Patrick: It’s OK, you can say it. It’s not like it’s the first time you’ve implied that I’m everything that’s wrong with the gay community. … I promise to read more of your articles and hope that one day I can finally learn how to be gay and be as perfectly adjusted as you!
Appreciate the clicks, pato.
On the point of marriage, the film deserves credit for attempting to explore many queer people’s ambivalence around taking part in such a conservative institution, even if the various positions are rather bluntly rendered. Points also for throwing something of a grappling hook to gay political history, with Patrick briefly acknowledging “all those people that came before us that actually had to struggle against something” and legendary activist Cleve Jones making a cameo during the wedding toasts to speak of the need to teach queer youth that “their lives do matter.” (Speaking of cameos, Tyne Daly’s turn as a City Hall marriage officiant provides the only eddy in a steady stream of “how to relationship” bromides that’s genuinely affecting.) Even these small gestures made this visit to Looking-land feel much more connected to the gay world I live in than it had before.
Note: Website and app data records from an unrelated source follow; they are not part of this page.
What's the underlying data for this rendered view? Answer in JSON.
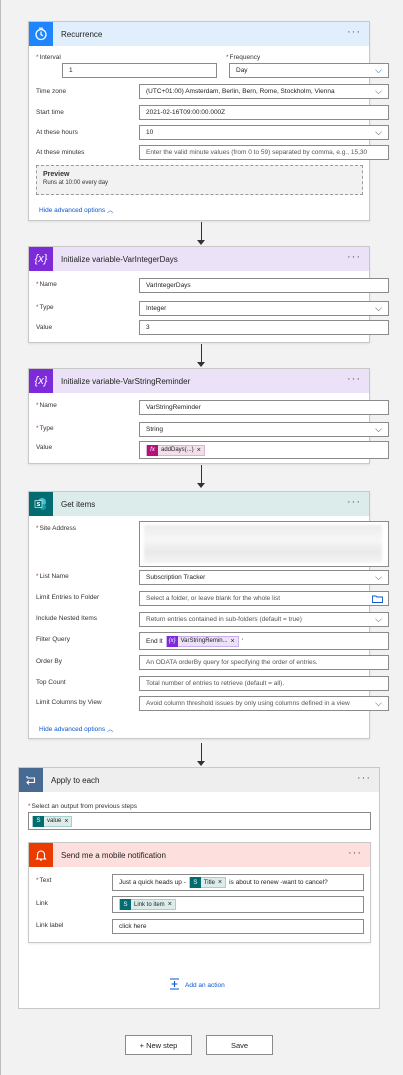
{
  "recurrence": {
    "title": "Recurrence",
    "interval_label": "Interval",
    "interval_value": "1",
    "frequency_label": "Frequency",
    "frequency_value": "Day",
    "timezone_label": "Time zone",
    "timezone_value": "(UTC+01:00) Amsterdam, Berlin, Bern, Rome, Stockholm, Vienna",
    "start_label": "Start time",
    "start_value": "2021-02-16T09:00:00.000Z",
    "hours_label": "At these hours",
    "hours_value": "10",
    "minutes_label": "At these minutes",
    "minutes_placeholder": "Enter the valid minute values (from 0 to 59) separated by comma, e.g., 15,30",
    "preview_title": "Preview",
    "preview_text": "Runs at 10:00 every day",
    "hide_advanced": "Hide advanced options"
  },
  "var_integer": {
    "title": "Initialize variable-VarIntegerDays",
    "name_label": "Name",
    "name_value": "VarIntegerDays",
    "type_label": "Type",
    "type_value": "Integer",
    "value_label": "Value",
    "value_value": "3"
  },
  "var_string": {
    "title": "Initialize variable-VarStringReminder",
    "name_label": "Name",
    "name_value": "VarStringReminder",
    "type_label": "Type",
    "type_value": "String",
    "value_label": "Value",
    "value_token": "addDays(...)"
  },
  "get_items": {
    "title": "Get items",
    "site_label": "Site Address",
    "list_label": "List Name",
    "list_value": "Subscription Tracker",
    "folder_label": "Limit Entries to Folder",
    "folder_placeholder": "Select a folder, or leave blank for the whole list",
    "nested_label": "Include Nested Items",
    "nested_placeholder": "Return entries contained in sub-folders (default = true)",
    "filter_label": "Filter Query",
    "filter_prefix": "End lt",
    "filter_token": "VarStringRemin...",
    "filter_suffix": "'",
    "orderby_label": "Order By",
    "orderby_placeholder": "An ODATA orderBy query for specifying the order of entries.",
    "top_label": "Top Count",
    "top_placeholder": "Total number of entries to retrieve (default = all).",
    "columns_label": "Limit Columns by View",
    "columns_placeholder": "Avoid column threshold issues by only using columns defined in a view",
    "hide_advanced": "Hide advanced options"
  },
  "apply_each": {
    "title": "Apply to each",
    "select_label": "Select an output from previous steps",
    "select_token": "value",
    "add_action": "Add an action"
  },
  "notification": {
    "title": "Send me a mobile notification",
    "text_label": "Text",
    "text_prefix": "Just a quick heads up -",
    "text_token": "Title",
    "text_suffix": "is about to renew -want to cancel?",
    "link_label": "Link",
    "link_token": "Link to item",
    "linklabel_label": "Link label",
    "linklabel_value": "click here"
  },
  "footer": {
    "new_step": "+ New step",
    "save": "Save"
  },
  "more_glyph": "···",
  "remove_glyph": "×",
  "colors": {
    "recurrence": "#1f85ff",
    "variable": "#7d2bd9",
    "sharepoint": "#036c70",
    "notification": "#eb3c00",
    "control": "#486991",
    "link": "#0a58ca"
  }
}
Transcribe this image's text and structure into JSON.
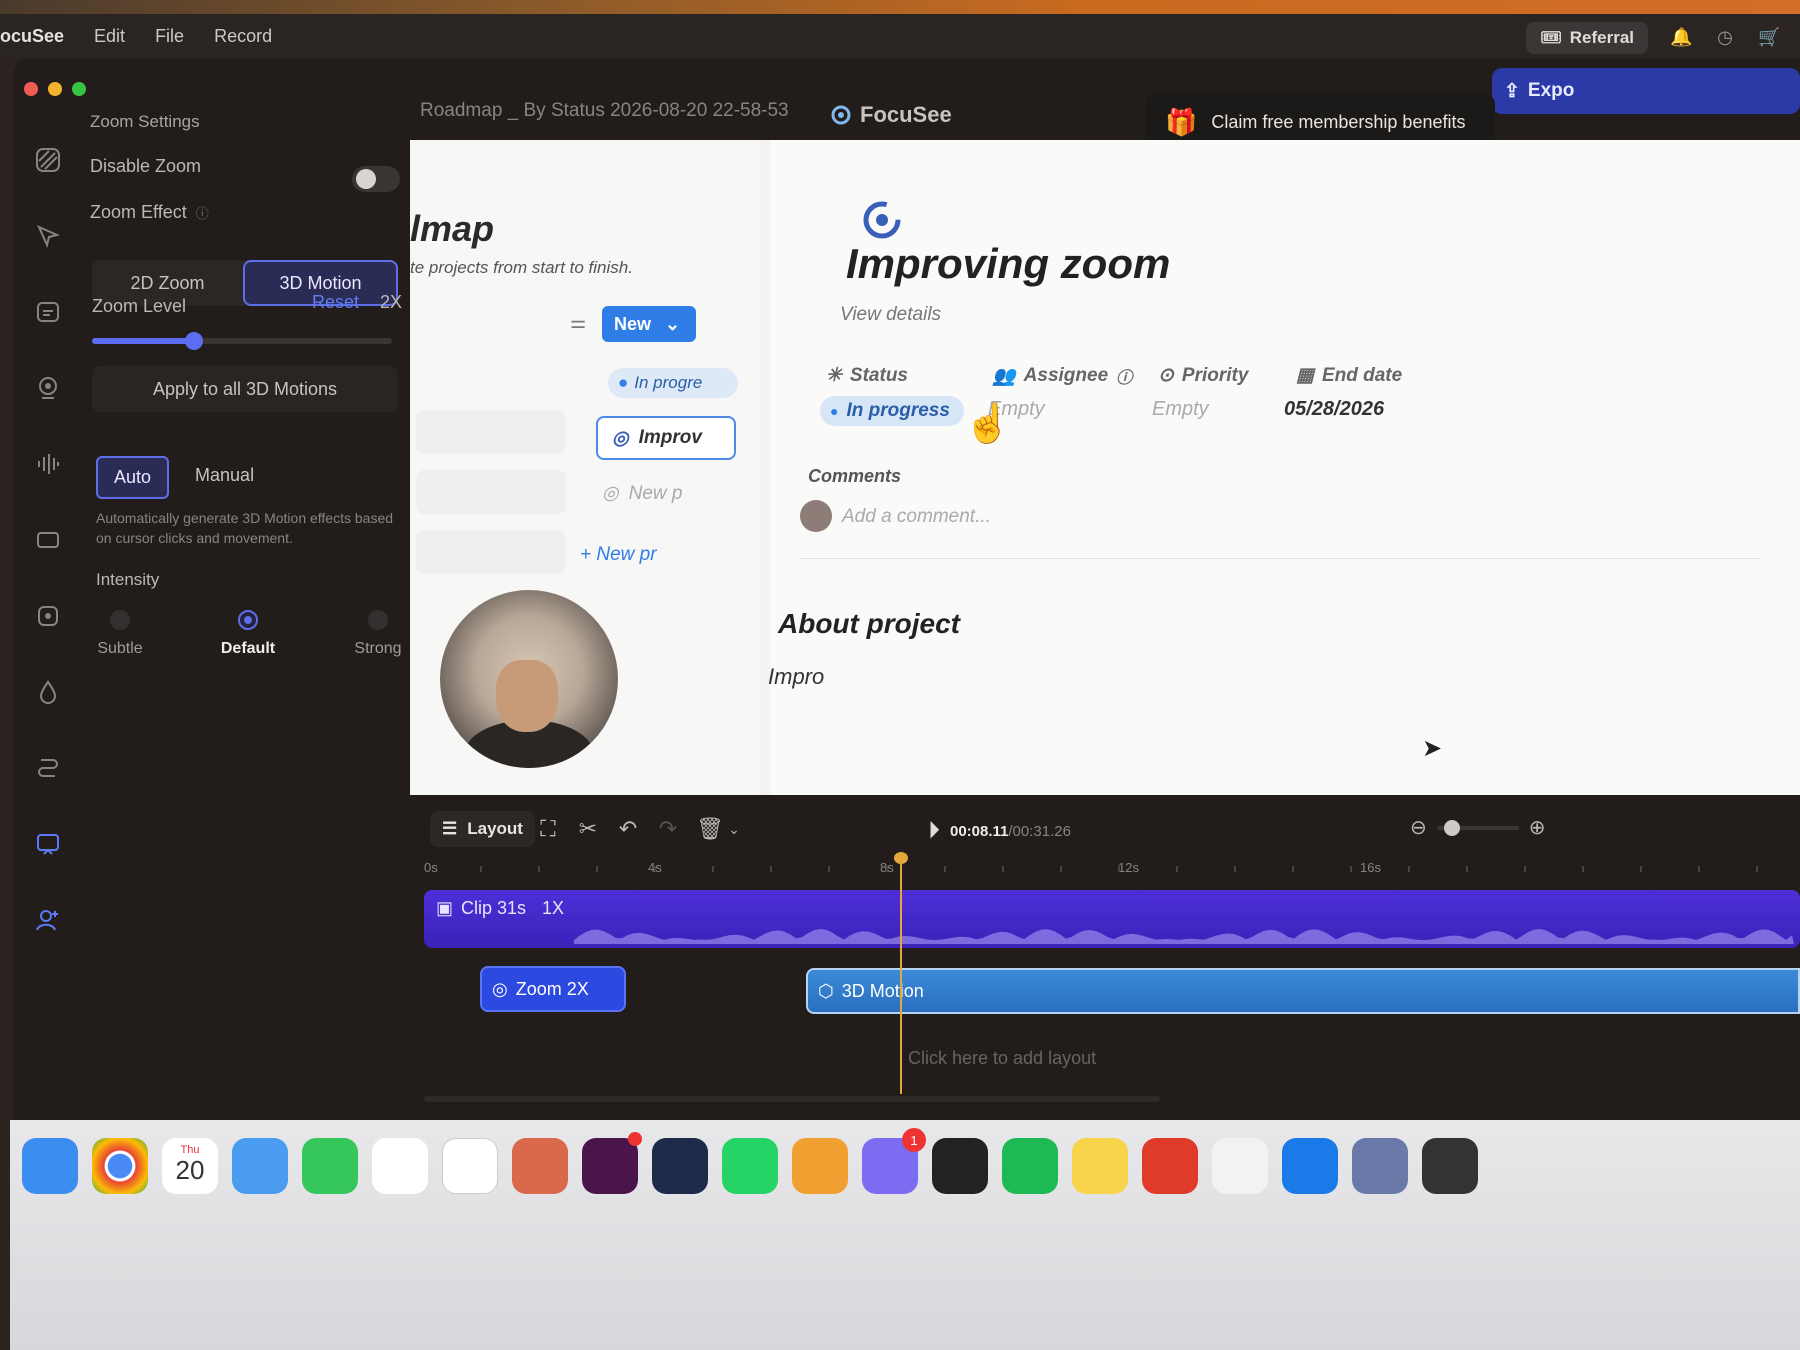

But overall, the stakes of the narrative remain too low to justify the reverence with which they’re treated. Aside from Patrick’s continuing to be a manipulative love tornado, Dom’s (Murray Bartlett) choice to focus on career over sex for a spell is presented as a major conflict point, and Agustín (Frankie J. Alvarez), who finds himself with steady job and a great relationship, actually says the words: “I’m not who I thought I’d be, and that’s tough for me to take.” In a story where apparently the bravest thing a person can do is move to another major city for another good job, this kind of hand-wringing is also tough to take.
Indeed, the only person whose life feels in any way worth exploring is Richie. We hear a snippet about his troubled relationship with his father, and Castillo’s superior acting skills make the character’s emotional travails feel more meaningful. As the film lost itself in Patrick’s puppy-dog eyes, I found myself wondering how the series might have turned out differently had it been told from Richie’s point-of-view, with Patrick as an occasional interruption and Agustín ideally appearing not at all. Who knows? Given that this film represents HBO’s no-hard-feelings farewell to the series, I doubt we’ll get to see a spin-off; but a show about the journeys of a handsome salon-truck owner is something I’d give a shot.
In any case, with Looking at an end, it’s worth asking what we found. Because precious few examples exist in the world, any art that seriously attempts to represent the gay experience will be asked to do an unfair amount of work, to meet the incommensurable expectations of an innumerable audience. For some, Looking was a gorgeous and subtle portrait of a specific collection of flawed humans by the bay. To others, all those moody hues were imbued with tropes too familiar and grating to ignore. And still others found it, well, boring. Haigh, Lannan, and company could never hope to satisfy us all.
In the final analysis, though, I’m glad the show existed. During Patrick and Brady’s catfight, galpal Doris (Lauren Weedman) chimes in with a helpful comment: “I love it when gays fight with other gays about being gays.” This seems intended as a blanket dismissal of criticisms like mine (and the rejoinders to them), but I actually think Doris is onto something. Anything that gets queer people thinking about our place in the larger culture, rather than just ambling passively through it, cannot be all bad. In fact, starting those fights could be seen as a kind of activism, a necessary spur to get us moving toward the queerer future—one with space enough for the Patricks and the Bradys—we’re all looking for.
Disclosure: Slate editor Julia Turner’s husband works on the show.